Work to complete = Keyword search on "Nodes": report each line of the records that contains it.

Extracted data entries

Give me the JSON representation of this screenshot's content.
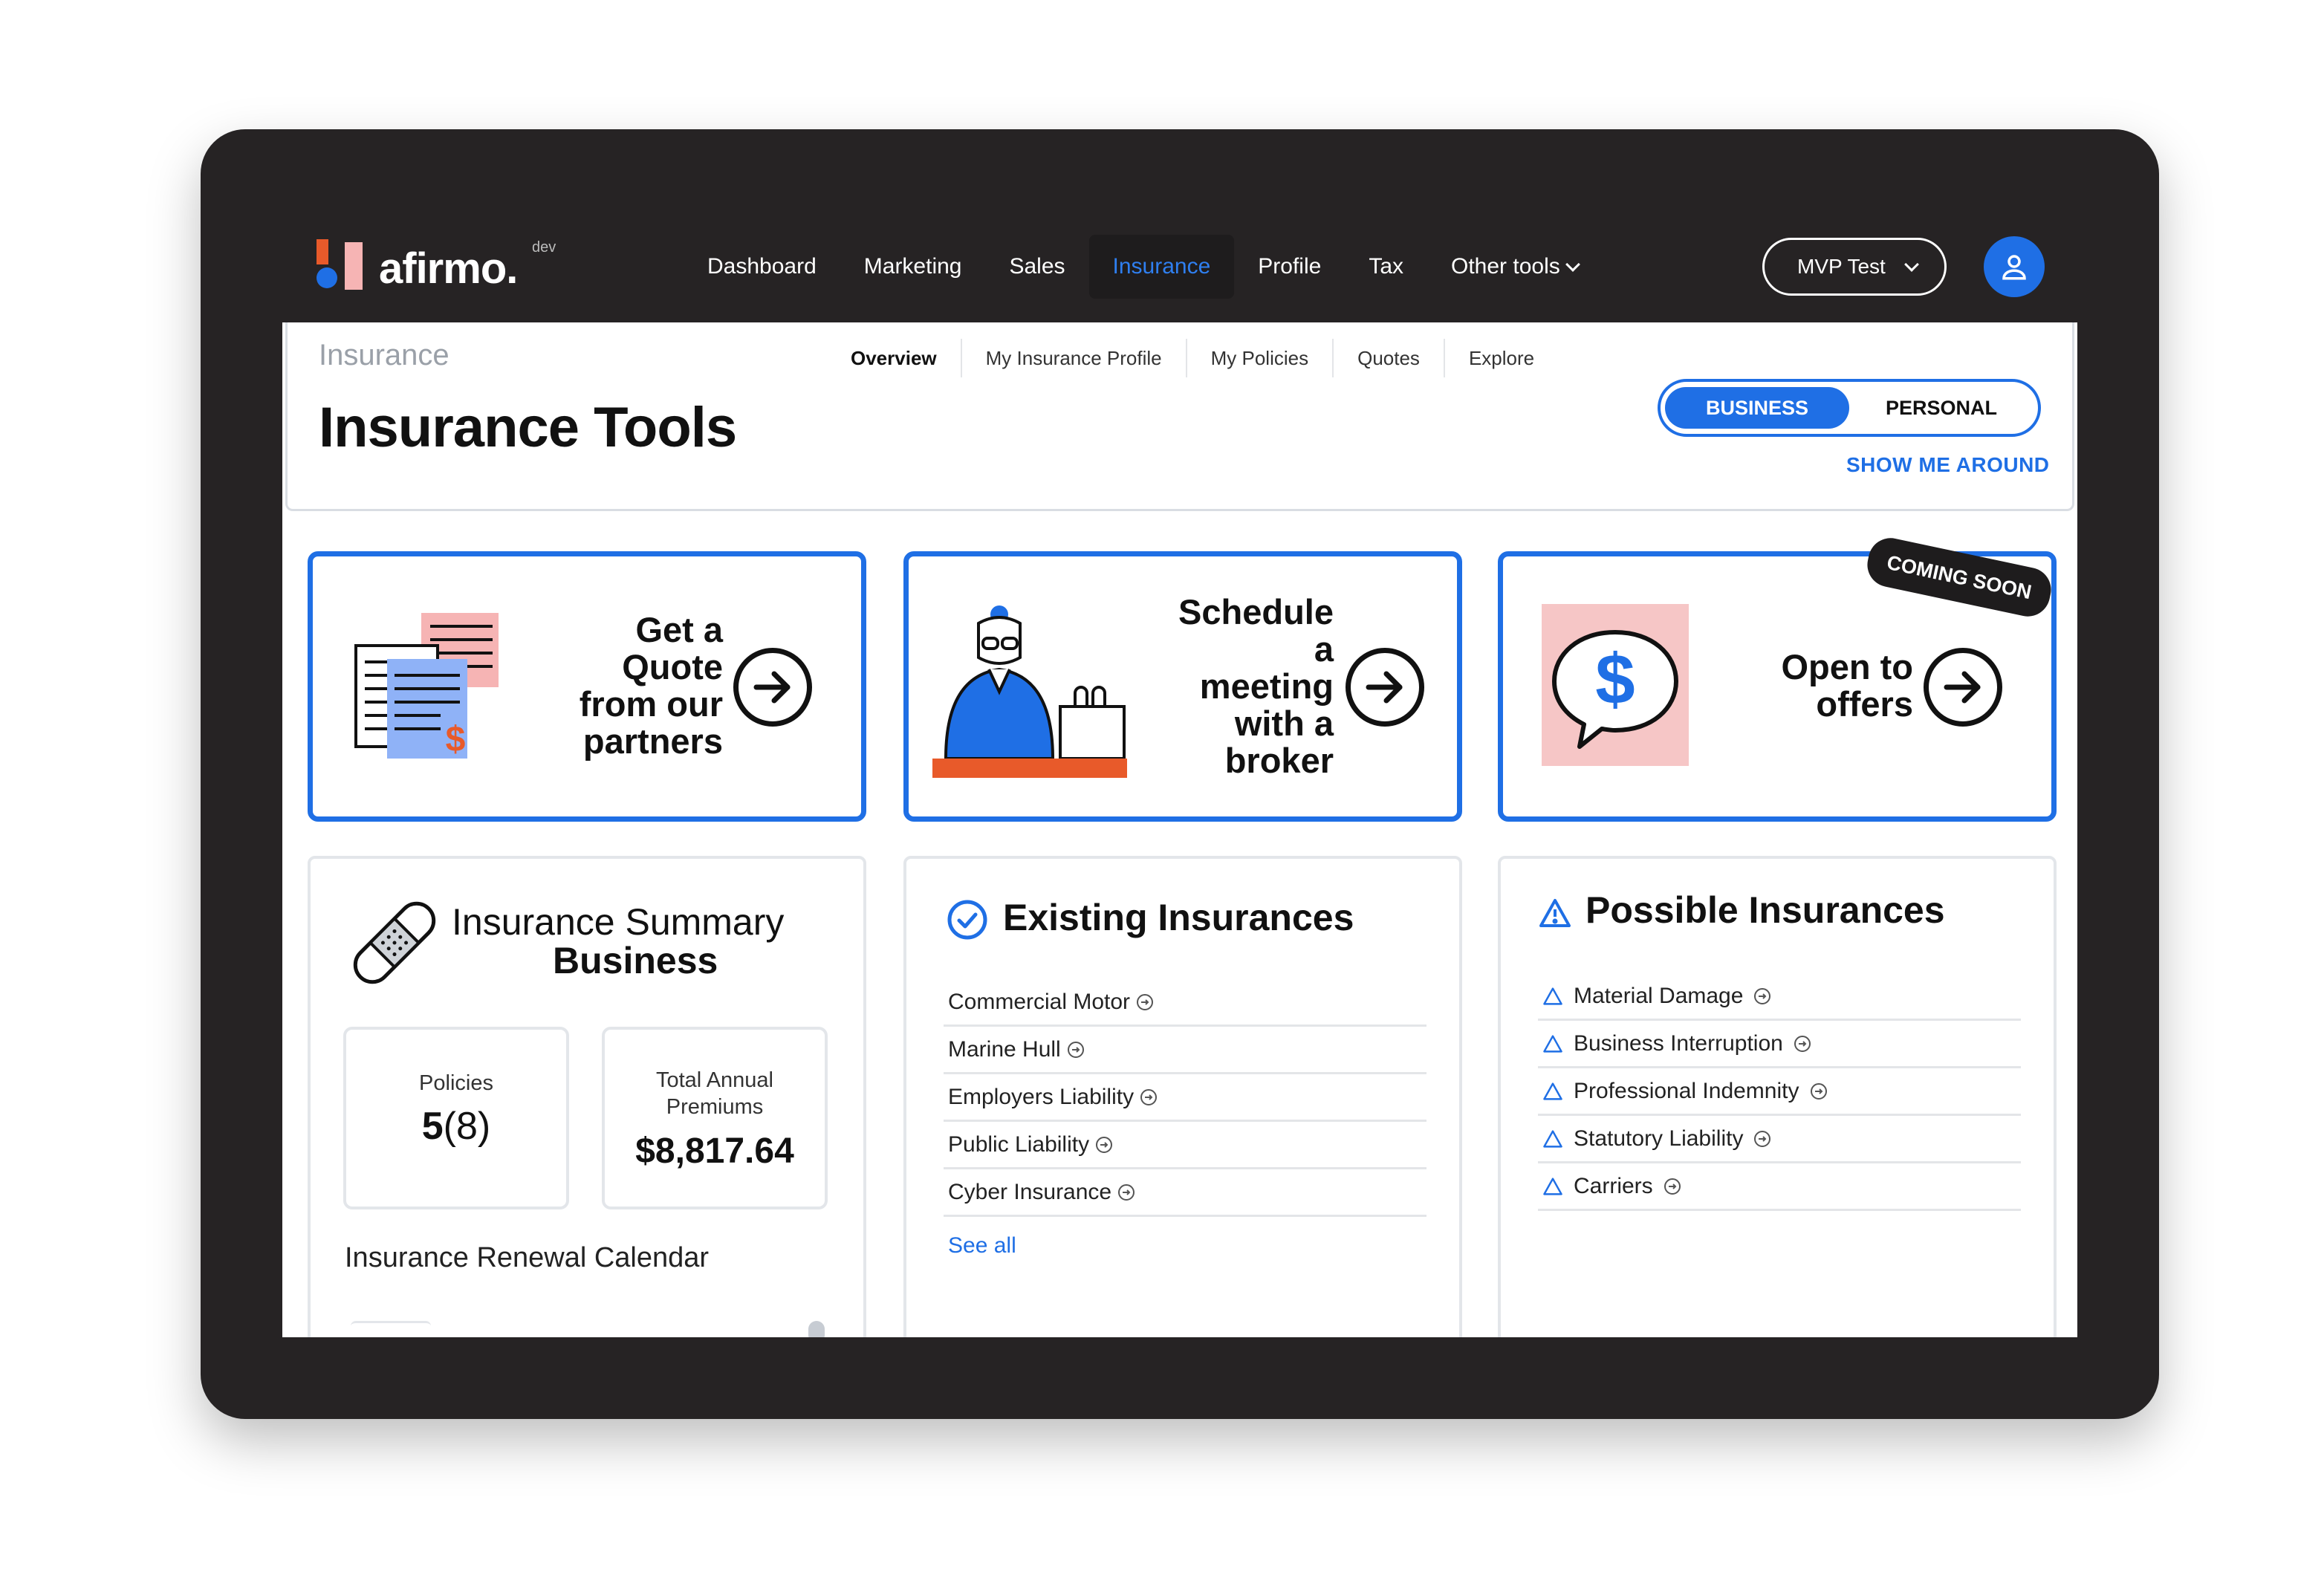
{
  "brand": {
    "name": "afirmo.",
    "env": "dev",
    "colors": {
      "accent": "#1f6fe5",
      "orange": "#e85a2a",
      "pink": "#f6b4b4",
      "dark": "#262324"
    }
  },
  "nav": {
    "items": [
      {
        "label": "Dashboard",
        "active": false
      },
      {
        "label": "Marketing",
        "active": false
      },
      {
        "label": "Sales",
        "active": false
      },
      {
        "label": "Insurance",
        "active": true
      },
      {
        "label": "Profile",
        "active": false
      },
      {
        "label": "Tax",
        "active": false
      },
      {
        "label": "Other tools",
        "active": false
      }
    ],
    "account": "MVP Test",
    "avatar_icon": "user-icon"
  },
  "page": {
    "breadcrumb": "Insurance",
    "title": "Insurance Tools",
    "tabs": [
      "Overview",
      "My Insurance Profile",
      "My Policies",
      "Quotes",
      "Explore"
    ],
    "active_tab": "Overview",
    "toggle": {
      "options": [
        "BUSINESS",
        "PERSONAL"
      ],
      "selected": "BUSINESS"
    },
    "tour_link": "SHOW ME AROUND"
  },
  "actions": [
    {
      "lines": [
        "Get a",
        "Quote",
        "from our",
        "partners"
      ],
      "icon": "quote-documents-icon"
    },
    {
      "lines": [
        "Schedule",
        "a",
        "meeting",
        "with a",
        "broker"
      ],
      "icon": "broker-meeting-icon"
    },
    {
      "lines": [
        "Open to",
        "offers"
      ],
      "icon": "dollar-speech-bubble-icon",
      "badge": "COMING SOON"
    }
  ],
  "summary": {
    "title": "Insurance Summary",
    "subtitle": "Business",
    "policies_label": "Policies",
    "policies_value": "5",
    "policies_total": "(8)",
    "premiums_label": "Total Annual Premiums",
    "premiums_value": "$8,817.64",
    "calendar_label": "Insurance Renewal Calendar"
  },
  "existing": {
    "title": "Existing Insurances",
    "items": [
      "Commercial Motor",
      "Marine Hull",
      "Employers Liability",
      "Public Liability",
      "Cyber Insurance"
    ],
    "see_all": "See all"
  },
  "possible": {
    "title": "Possible Insurances",
    "items": [
      "Material Damage",
      "Business Interruption",
      "Professional Indemnity",
      "Statutory Liability",
      "Carriers"
    ]
  }
}
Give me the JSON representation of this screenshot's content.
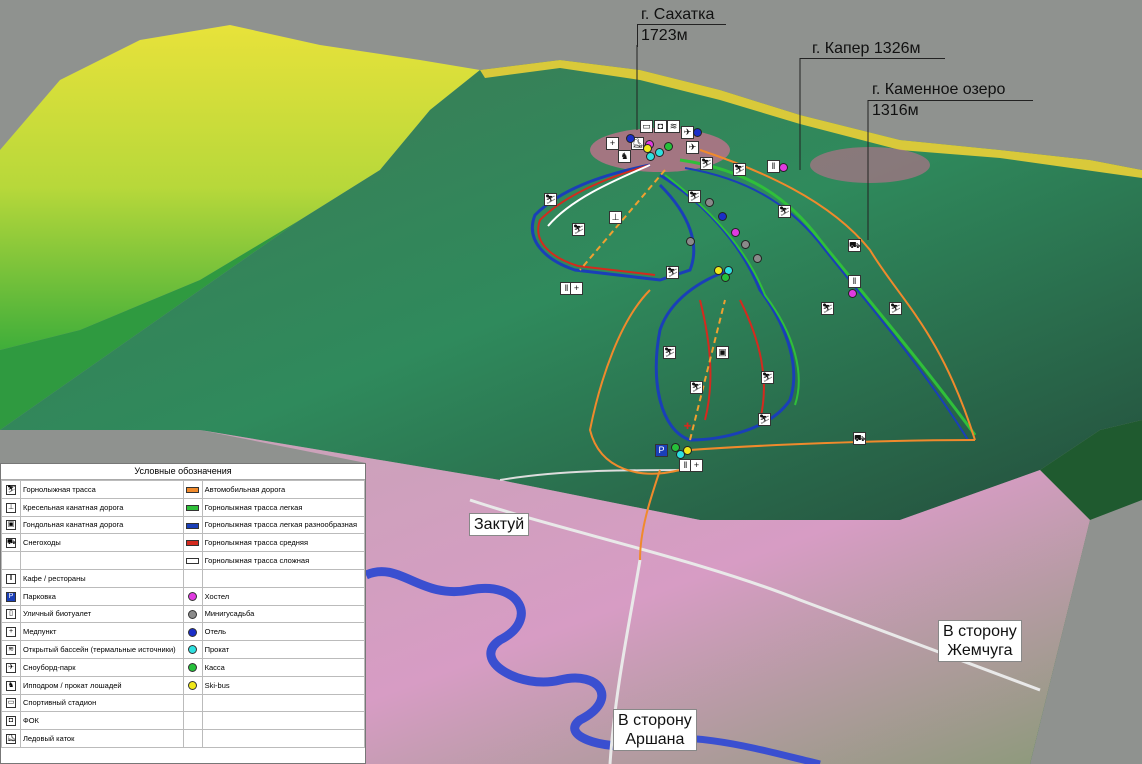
{
  "peaks": [
    {
      "name": "г. Сахатка",
      "height": "1723м"
    },
    {
      "name": "г. Капер 1326м",
      "height": ""
    },
    {
      "name": "г. Каменное озеро",
      "height": "1316м"
    }
  ],
  "places": {
    "village": "Зактуй",
    "toward_zhemchug": [
      "В сторону",
      "Жемчуга"
    ],
    "toward_arshan": [
      "В сторону",
      "Аршана"
    ]
  },
  "legend": {
    "title": "Условные обозначения",
    "left": [
      {
        "icon": "skier-icon",
        "label": "Горнолыжная трасса"
      },
      {
        "icon": "chairlift-icon",
        "label": "Кресельная канатная дорога"
      },
      {
        "icon": "gondola-icon",
        "label": "Гондольная канатная дорога"
      },
      {
        "icon": "snowmobile-icon",
        "label": "Снегоходы"
      },
      {
        "icon": "",
        "label": ""
      },
      {
        "icon": "cafe-icon",
        "label": "Кафе / рестораны"
      },
      {
        "icon": "parking-icon",
        "label": "Парковка"
      },
      {
        "icon": "toilet-icon",
        "label": "Уличный биотуалет"
      },
      {
        "icon": "medical-icon",
        "label": "Медпункт"
      },
      {
        "icon": "pool-icon",
        "label": "Открытый бассейн (термальные источники)"
      },
      {
        "icon": "snowboard-icon",
        "label": "Сноуборд-парк"
      },
      {
        "icon": "horse-icon",
        "label": "Ипподром / прокат лошадей"
      },
      {
        "icon": "stadium-icon",
        "label": "Спортивный стадион"
      },
      {
        "icon": "fok-icon",
        "label": "ФОК"
      },
      {
        "icon": "skating-icon",
        "label": "Ледовый каток"
      }
    ],
    "right": [
      {
        "kind": "bar",
        "color": "#f08a2c",
        "label": "Автомобильная дорога"
      },
      {
        "kind": "bar",
        "color": "#2fbf3a",
        "label": "Горнолыжная трасса легкая"
      },
      {
        "kind": "bar",
        "color": "#1a3fb8",
        "label": "Горнолыжная трасса легкая разнообразная"
      },
      {
        "kind": "bar",
        "color": "#d42a1e",
        "label": "Горнолыжная трасса средняя"
      },
      {
        "kind": "bar",
        "color": "#ffffff",
        "label": "Горнолыжная трасса сложная"
      },
      {
        "kind": "none",
        "color": "",
        "label": ""
      },
      {
        "kind": "circle",
        "color": "#e03ae0",
        "label": "Хостел"
      },
      {
        "kind": "circle",
        "color": "#8a8a8a",
        "label": "Минигусадьба"
      },
      {
        "kind": "circle",
        "color": "#1a2ec8",
        "label": "Отель"
      },
      {
        "kind": "circle",
        "color": "#2ee0e0",
        "label": "Прокат"
      },
      {
        "kind": "circle",
        "color": "#26c03a",
        "label": "Касса"
      },
      {
        "kind": "circle",
        "color": "#f0e81a",
        "label": "Ski-bus"
      },
      {
        "kind": "none",
        "color": "",
        "label": ""
      },
      {
        "kind": "none",
        "color": "",
        "label": ""
      },
      {
        "kind": "none",
        "color": "",
        "label": ""
      }
    ]
  }
}
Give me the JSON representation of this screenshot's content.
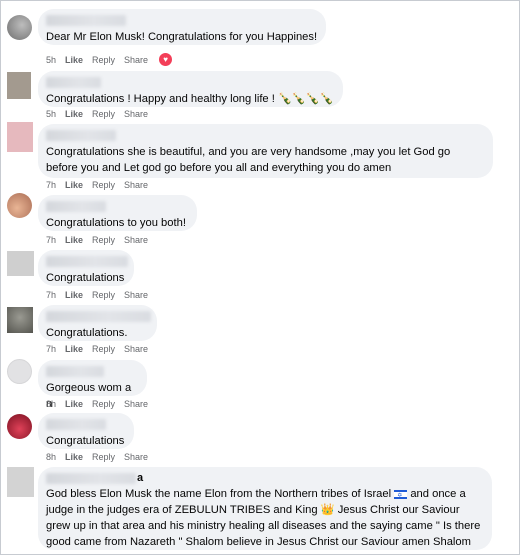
{
  "actions": {
    "like": "Like",
    "reply": "Reply",
    "share": "Share"
  },
  "comments": [
    {
      "time": "5h",
      "text": "Dear Mr Elon Musk! Congratulations for you Happines!",
      "reaction": "love-reaction-icon",
      "avatar_color": "#8a8c8f"
    },
    {
      "time": "5h",
      "text": "Congratulations ! Happy and healthy long life ! 🍾🍾🍾🍾",
      "avatar_color": "#a39a8f"
    },
    {
      "time": "7h",
      "text": "Congratulations she is beautiful, and you are very handsome ,may you let God go before you and Let god go before you all and everything you do amen",
      "avatar_color": "#e6b9be"
    },
    {
      "time": "7h",
      "text": "Congratulations to you both!",
      "avatar_color": "#c99479"
    },
    {
      "time": "7h",
      "text": "Congratulations",
      "avatar_color": "#c9c9c9"
    },
    {
      "time": "7h",
      "text": "Congratulations.",
      "avatar_color": "#6e6e6a"
    },
    {
      "time": "8h",
      "text": "Gorgeous wom a n",
      "avatar_color": "#d8d8da"
    },
    {
      "time": "8h",
      "text": "Congratulations",
      "avatar_color": "#c1273a"
    },
    {
      "time": "",
      "name_suffix": "a",
      "text_parts": [
        "God bless Elon Musk the name Elon from the Northern tribes of Israel ",
        " and once a judge in the judges era of ZEBULUN TRIBES and King 👑 Jesus Christ our Saviour grew up in that area and his ministry healing all diseases and the saying came \" Is there good came from Nazareth \" Shalom believe in Jesus Christ our Saviour amen Shalom"
      ],
      "avatar_color": "#d3d3d3"
    }
  ]
}
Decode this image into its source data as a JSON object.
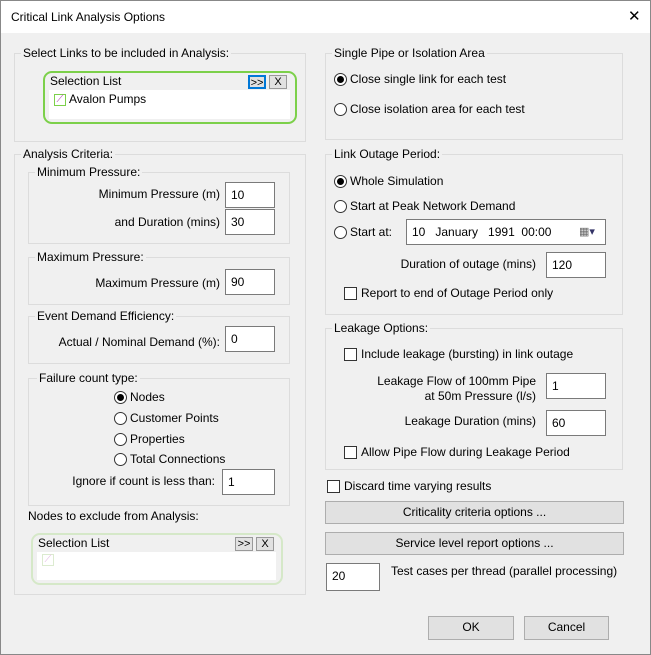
{
  "window": {
    "title": "Critical Link Analysis Options",
    "close": "✕"
  },
  "links": {
    "legend": "Select Links to be included in Analysis:",
    "list_title": "Selection List",
    "add": ">>",
    "clear": "X",
    "items": [
      "Avalon Pumps"
    ]
  },
  "criteria": {
    "legend": "Analysis Criteria:",
    "min": {
      "legend": "Minimum Pressure:",
      "pressure_label": "Minimum Pressure (m)",
      "pressure": "10",
      "duration_label": "and Duration (mins)",
      "duration": "30"
    },
    "max": {
      "legend": "Maximum Pressure:",
      "pressure_label": "Maximum Pressure (m)",
      "pressure": "90"
    },
    "eff": {
      "legend": "Event Demand Efficiency:",
      "label": "Actual / Nominal Demand (%):",
      "value": "0"
    },
    "fail": {
      "legend": "Failure count type:",
      "options": [
        "Nodes",
        "Customer Points",
        "Properties",
        "Total Connections"
      ],
      "selected": "Nodes",
      "ignore_label": "Ignore if count is less than:",
      "ignore": "1"
    },
    "exclude": {
      "label": "Nodes to exclude from Analysis:",
      "list_title": "Selection List",
      "add": ">>",
      "clear": "X"
    }
  },
  "single": {
    "legend": "Single Pipe or Isolation Area",
    "options": [
      "Close single link for each test",
      "Close isolation area for each test"
    ],
    "selected": "Close single link for each test"
  },
  "outage": {
    "legend": "Link Outage Period:",
    "options": [
      "Whole Simulation",
      "Start at Peak Network Demand",
      "Start at:"
    ],
    "selected": "Whole Simulation",
    "date": "10   January   1991  00:00",
    "duration_label": "Duration of outage (mins)",
    "duration": "120",
    "report_label": "Report to end of Outage Period only",
    "report": false
  },
  "leakage": {
    "legend": "Leakage Options:",
    "include_label": "Include leakage (bursting) in link outage",
    "include": false,
    "flow_label1": "Leakage Flow of 100mm Pipe",
    "flow_label2": "at 50m Pressure (l/s)",
    "flow": "1",
    "dur_label": "Leakage Duration (mins)",
    "dur": "60",
    "allow_label": "Allow Pipe Flow during Leakage Period",
    "allow": false
  },
  "discard_label": "Discard time varying results",
  "discard": false,
  "criticality_btn": "Criticality criteria options ...",
  "service_btn": "Service level report options ...",
  "threads": "20",
  "threads_label": "Test cases per thread (parallel processing)",
  "ok": "OK",
  "cancel": "Cancel"
}
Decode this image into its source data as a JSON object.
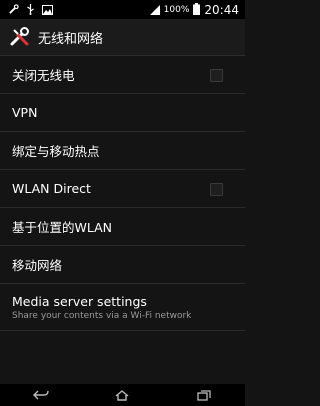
{
  "status_bar": {
    "battery_percent": "100%",
    "time": "20:44",
    "icons": [
      "tools-icon",
      "usb-icon",
      "image-icon",
      "signal-icon",
      "battery-icon"
    ]
  },
  "action_bar": {
    "title": "无线和网络",
    "icon": "tools-icon"
  },
  "settings": [
    {
      "label": "关闭无线电",
      "has_checkbox": true,
      "checked": false
    },
    {
      "label": "VPN",
      "has_checkbox": false
    },
    {
      "label": "绑定与移动热点",
      "has_checkbox": false
    },
    {
      "label": "WLAN Direct",
      "has_checkbox": true,
      "checked": false
    },
    {
      "label": "基于位置的WLAN",
      "has_checkbox": false
    },
    {
      "label": "移动网络",
      "has_checkbox": false
    },
    {
      "label": "Media server settings",
      "subtitle": "Share your contents via a Wi-Fi network",
      "has_checkbox": false
    }
  ],
  "nav_bar": {
    "buttons": [
      "back-icon",
      "home-icon",
      "recent-apps-icon"
    ]
  },
  "colors": {
    "background": "#141414",
    "bar": "#000000",
    "text": "#ffffff",
    "subtext": "#9a9a9a"
  }
}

Answer below =
        "Nodes",
      "selected": "Nodes",
      "label": "Nodes to exclude from Analysis:",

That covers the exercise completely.